For a couple of years now I’ve been engaged in an occasional correspondence with a Well Known Professor at a Well Known Law School. WKP, who has a background in finance, made the mistake of starting to inquire into WKLS’s balance sheet. Aware of my interest in the general subject, he passed on various numbers to me, as part of his attempt to get a handle on what was going on.
What was going on was that applications to WKLS had fallen sharply over the past few years, which in turn had led to significantly lower enrollment combined with significantly lower effective tuition (Effective tuition = sticker tuition minus discounts. WKLS raises its sticker tuition every year, as is commanded by Deuteronomy 28, but it has also massively increased its discounting, so actual per capita tuition is now quite a bit lower than it was).
After running the numbers through a Cray supercomputer, WKP concluded that getting less money per student while having fewer students added up to a lot less money overall. He then enriched his analysis by taking into account that WKLS had gone on a hiring spree over this same time, and thus its full-time faculty was now about 15% larger, while the school’s administrative staff had increased by an even greater percentage. He also analyzed changes in the school’s other source of significant income, gift income (expendable endowment income plus annual giving).
He observed that teaching loads at the school had declined dramatically, as the faculty-student ratio decreased, and lots of faculty members started operating “centers” for this and that, which required course relief (and also lots of new administrators, to help administrate the centers).
WKP: Doesn’t this all mean that we must be losing a lot of money?
WKP: How much would you say, roughly?
Me: Approximately a metric fuckton.
WKP: How long will the central administration let us keep doing this?
Me: Your guess is better than mine.
In the midst of these pleasantries, WKLS hired a new dean. The new dean came in promising to undertake various transformative changes, which would help transform WKLS from its perpetual Semi-Prestigious Status to a new Very Prestigious Status.

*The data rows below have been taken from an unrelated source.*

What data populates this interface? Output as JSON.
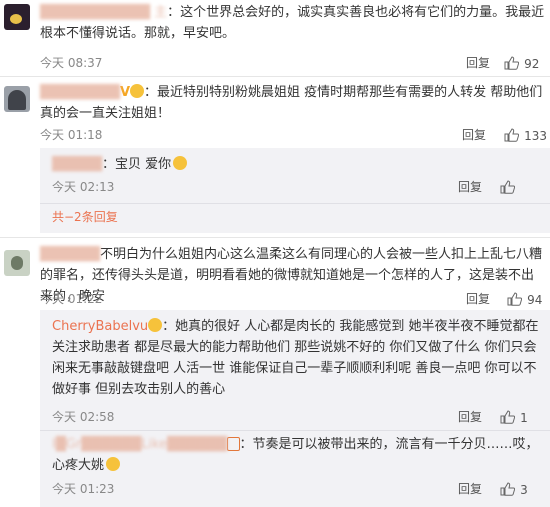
{
  "comments": [
    {
      "name_obscured": "███████████ 主",
      "text": "：这个世界总会好的，诚实真实善良也必将有它们的力量。我最近根本不懂得说话。那就，早安吧。",
      "time": "今天 08:37",
      "reply_label": "回复",
      "likes": "92"
    },
    {
      "name_obscured": "████████",
      "text": "：最近特别特别粉姚晨姐姐 疫情时期帮那些有需要的人转发 帮助他们 真的会一直关注姐姐！",
      "time": "今天 01:18",
      "reply_label": "回复",
      "likes": "133",
      "sub_replies": [
        {
          "name_obscured": "█████",
          "text": "：宝贝 爱你",
          "time": "今天 02:13",
          "reply_label": "回复"
        }
      ],
      "more_replies": "共−2条回复"
    },
    {
      "name_obscured": "██████",
      "text": "不明白为什么姐姐内心这么温柔这么有同理心的人会被一些人扣上上乱七八糟的罪名，还传得头头是道，明明看看她的微博就知道她是一个怎样的人了，这是装不出来的，晚安",
      "time": "今天 01:22",
      "reply_label": "回复",
      "likes": "94",
      "sub_replies": [
        {
          "name": "CherryBabelvu",
          "text": "：她真的很好 人心都是肉长的 我能感觉到 她半夜半夜不睡觉都在关注求助患者 都是尽最大的能力帮助他们 那些说姚不好的 你们又做了什么 你们只会闲来无事敲敲键盘吧 人活一世 谁能保证自己一辈子顺顺利利呢 善良一点吧 你可以不做好事 但别去攻击别人的善心",
          "time": "今天 02:58",
          "reply_label": "回复",
          "likes": "1"
        },
        {
          "name_obscured": "I█Gr██████Like██████",
          "text": "：节奏是可以被带出来的，流言有一千分贝……哎，心疼大姚",
          "time": "今天 01:23",
          "reply_label": "回复",
          "likes": "3"
        }
      ]
    }
  ],
  "icons": {
    "like": "thumbs-up-icon",
    "vip": "v-badge-icon",
    "emoji": "emoji-icon"
  },
  "colors": {
    "username": "#eb7350",
    "more_link": "#eb7350",
    "reply_bg": "#f2f2f5"
  }
}
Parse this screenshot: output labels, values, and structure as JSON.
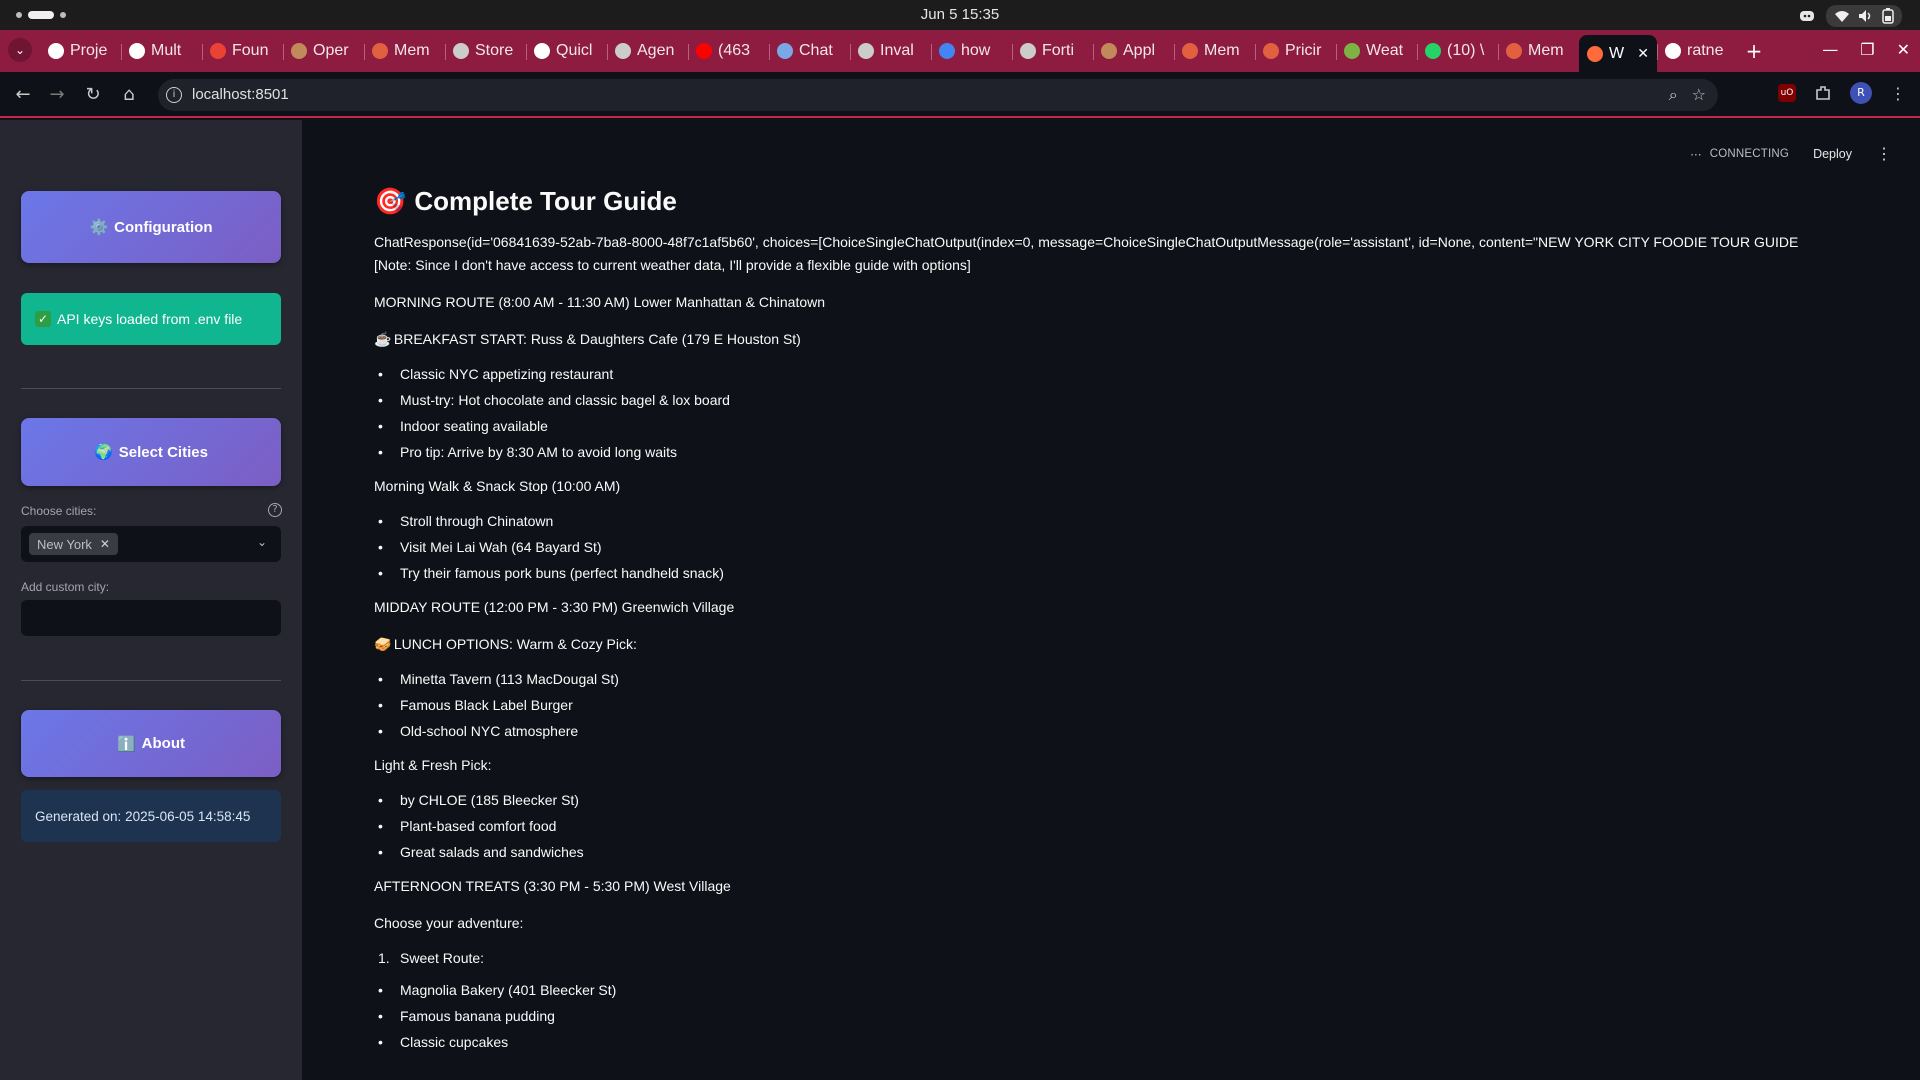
{
  "os": {
    "clock": "Jun 5  15:35"
  },
  "browser": {
    "tabs": [
      {
        "label": "Proje",
        "color": "#ffffff"
      },
      {
        "label": "Mult",
        "color": "#ffffff"
      },
      {
        "label": "Foun",
        "color": "#ea4335"
      },
      {
        "label": "Oper",
        "color": "#c08a5a"
      },
      {
        "label": "Mem",
        "color": "#e06040"
      },
      {
        "label": "Store",
        "color": "#cccccc"
      },
      {
        "label": "Quicl",
        "color": "#ffffff"
      },
      {
        "label": "Agen",
        "color": "#cccccc"
      },
      {
        "label": "(463",
        "color": "#ff0000"
      },
      {
        "label": "Chat",
        "color": "#7aa7e6"
      },
      {
        "label": "Inval",
        "color": "#cccccc"
      },
      {
        "label": "how",
        "color": "#4285f4"
      },
      {
        "label": "Forti",
        "color": "#cccccc"
      },
      {
        "label": "Appl",
        "color": "#c08a5a"
      },
      {
        "label": "Mem",
        "color": "#e06040"
      },
      {
        "label": "Pricir",
        "color": "#e06040"
      },
      {
        "label": "Weat",
        "color": "#7cb342"
      },
      {
        "label": "(10) \\",
        "color": "#25d366"
      },
      {
        "label": "Mem",
        "color": "#e06040"
      }
    ],
    "active_tab": {
      "label": "W",
      "color": "#ff6b3d"
    },
    "after_tab": {
      "label": "ratne",
      "color": "#ffffff"
    },
    "url": "localhost:8501",
    "profile_initial": "R"
  },
  "sidebar": {
    "config_label": "Configuration",
    "config_icon": "gear-icon",
    "api_status": "API keys loaded from .env file",
    "select_cities_label": "Select Cities",
    "choose_cities_label": "Choose cities:",
    "selected_city": "New York",
    "add_custom_label": "Add custom city:",
    "custom_city_value": "",
    "about_label": "About",
    "generated_on": "Generated on: 2025-06-05 14:58:45"
  },
  "app": {
    "status": "CONNECTING",
    "deploy_label": "Deploy"
  },
  "guide": {
    "title": "Complete Tour Guide",
    "response_text": "ChatResponse(id='06841639-52ab-7ba8-8000-48f7c1af5b60', choices=[ChoiceSingleChatOutput(index=0, message=ChoiceSingleChatOutputMessage(role='assistant', id=None, content=\"NEW YORK CITY FOODIE TOUR GUIDE [Note: Since I don't have access to current weather data, I'll provide a flexible guide with options]",
    "morning_route": "MORNING ROUTE (8:00 AM - 11:30 AM) Lower Manhattan & Chinatown",
    "breakfast_start": "BREAKFAST START: Russ & Daughters Cafe (179 E Houston St)",
    "breakfast_items": [
      "Classic NYC appetizing restaurant",
      "Must-try: Hot chocolate and classic bagel & lox board",
      "Indoor seating available",
      "Pro tip: Arrive by 8:30 AM to avoid long waits"
    ],
    "morning_walk": "Morning Walk & Snack Stop (10:00 AM)",
    "walk_items": [
      "Stroll through Chinatown",
      "Visit Mei Lai Wah (64 Bayard St)",
      "Try their famous pork buns (perfect handheld snack)"
    ],
    "midday_route": "MIDDAY ROUTE (12:00 PM - 3:30 PM) Greenwich Village",
    "lunch_options": "LUNCH OPTIONS: Warm & Cozy Pick:",
    "lunch_items": [
      "Minetta Tavern (113 MacDougal St)",
      "Famous Black Label Burger",
      "Old-school NYC atmosphere"
    ],
    "light_fresh": "Light & Fresh Pick:",
    "light_items": [
      "by CHLOE (185 Bleecker St)",
      "Plant-based comfort food",
      "Great salads and sandwiches"
    ],
    "afternoon_treats": "AFTERNOON TREATS (3:30 PM - 5:30 PM) West Village",
    "choose_adventure": "Choose your adventure:",
    "adventure_num": "1.",
    "adventure_label": "Sweet Route:",
    "sweet_items": [
      "Magnolia Bakery (401 Bleecker St)",
      "Famous banana pudding",
      "Classic cupcakes"
    ]
  }
}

Such changes included, principally, hiring even more faculty and opening even more centers.
Then one fine day, a year or so into his transformative regime, the dean discovered that the school was going broke. He informed the faculty of this, while at the same time expressing considerable pique that nobody had informed him before he took the job that the law school’s finances were in such bad shape. (This guy’s professional background is in — wait for it — corporate finance).

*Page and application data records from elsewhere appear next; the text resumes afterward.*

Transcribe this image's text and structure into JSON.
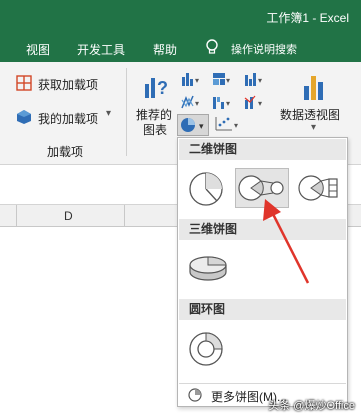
{
  "window": {
    "title": "工作簿1 - Excel"
  },
  "menu": {
    "view": "视图",
    "developer": "开发工具",
    "help": "帮助",
    "tell_me": "操作说明搜索",
    "bulb_icon": "lightbulb-icon"
  },
  "ribbon": {
    "get_addins": "获取加载项",
    "my_addins": "我的加载项",
    "addins_group": "加载项",
    "recommended_line1": "推荐的",
    "recommended_line2": "图表",
    "pivot_chart": "数据透视图"
  },
  "grid": {
    "column_d": "D"
  },
  "dropdown": {
    "section_2d": "二维饼图",
    "section_3d": "三维饼图",
    "section_donut": "圆环图",
    "more": "更多饼图(M)..."
  },
  "watermark": "头条 @爆炒Office",
  "colors": {
    "excel_green": "#217346",
    "accent_red": "#e0352b",
    "chart_blue": "#2f6db5"
  }
}
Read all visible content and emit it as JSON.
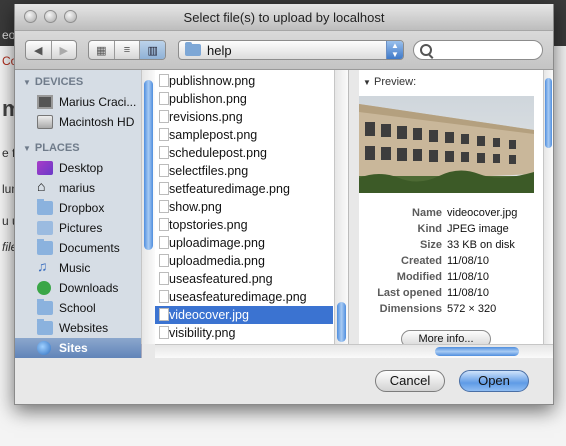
{
  "background_page": {
    "fragments": [
      "eo",
      "Co",
      "m",
      "e fi",
      "lum",
      "u us",
      "file"
    ]
  },
  "dialog": {
    "title": "Select file(s) to upload by localhost",
    "location": "help",
    "view_modes": [
      "icon",
      "list",
      "column"
    ],
    "active_view": "column",
    "search_placeholder": ""
  },
  "sidebar": {
    "devices_header": "DEVICES",
    "places_header": "PLACES",
    "devices": [
      {
        "label": "Marius Craci...",
        "icon": "monitor-icon"
      },
      {
        "label": "Macintosh HD",
        "icon": "hard-drive-icon"
      }
    ],
    "places": [
      {
        "label": "Desktop",
        "icon": "desktop-icon"
      },
      {
        "label": "marius",
        "icon": "home-icon"
      },
      {
        "label": "Dropbox",
        "icon": "folder-icon"
      },
      {
        "label": "Pictures",
        "icon": "pictures-icon"
      },
      {
        "label": "Documents",
        "icon": "folder-icon"
      },
      {
        "label": "Music",
        "icon": "music-icon"
      },
      {
        "label": "Downloads",
        "icon": "downloads-icon"
      },
      {
        "label": "School",
        "icon": "folder-icon"
      },
      {
        "label": "Websites",
        "icon": "folder-icon"
      },
      {
        "label": "Sites",
        "icon": "globe-icon",
        "selected": true
      }
    ]
  },
  "files": [
    "publishnow.png",
    "publishon.png",
    "revisions.png",
    "samplepost.png",
    "schedulepost.png",
    "selectfiles.png",
    "setfeaturedimage.png",
    "show.png",
    "topstories.png",
    "uploadimage.png",
    "uploadmedia.png",
    "useasfeatured.png",
    "useasfeaturedimage.png",
    "videocover.jpg",
    "visibility.png"
  ],
  "selected_file": "videocover.jpg",
  "preview": {
    "header": "Preview:",
    "meta": [
      {
        "key": "Name",
        "value": "videocover.jpg"
      },
      {
        "key": "Kind",
        "value": "JPEG image"
      },
      {
        "key": "Size",
        "value": "33 KB on disk"
      },
      {
        "key": "Created",
        "value": "11/08/10"
      },
      {
        "key": "Modified",
        "value": "11/08/10"
      },
      {
        "key": "Last opened",
        "value": "11/08/10"
      },
      {
        "key": "Dimensions",
        "value": "572 × 320"
      }
    ],
    "more_info_label": "More info..."
  },
  "buttons": {
    "cancel": "Cancel",
    "open": "Open"
  }
}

Me: Didn’t he ask to look at the books before he took the job?
Me: How about before he promised the faculty that he was going spend a whole lot more money to effectuate synergistic institutional transformations?
So now the faculty have the sads, and they’re also very mad at the dean for not telling them that if you bring in a lot less money but spend a lot more something bad could happen some day.
This is far from a unique tale. In fact one of legal academia’s charms is that it’s completely routine to put somebody who knows literally nothing about law school finances in charge of a law school’s finances. This in turn is based on the theory that Smart People don’t actually have to anything about something before being put in charge of it, because really how complicated could it be? (And a lot of central university administrators now get chosen in a similar way. As well as the CEOs of lots of big companies of course).
This is all going to end badly.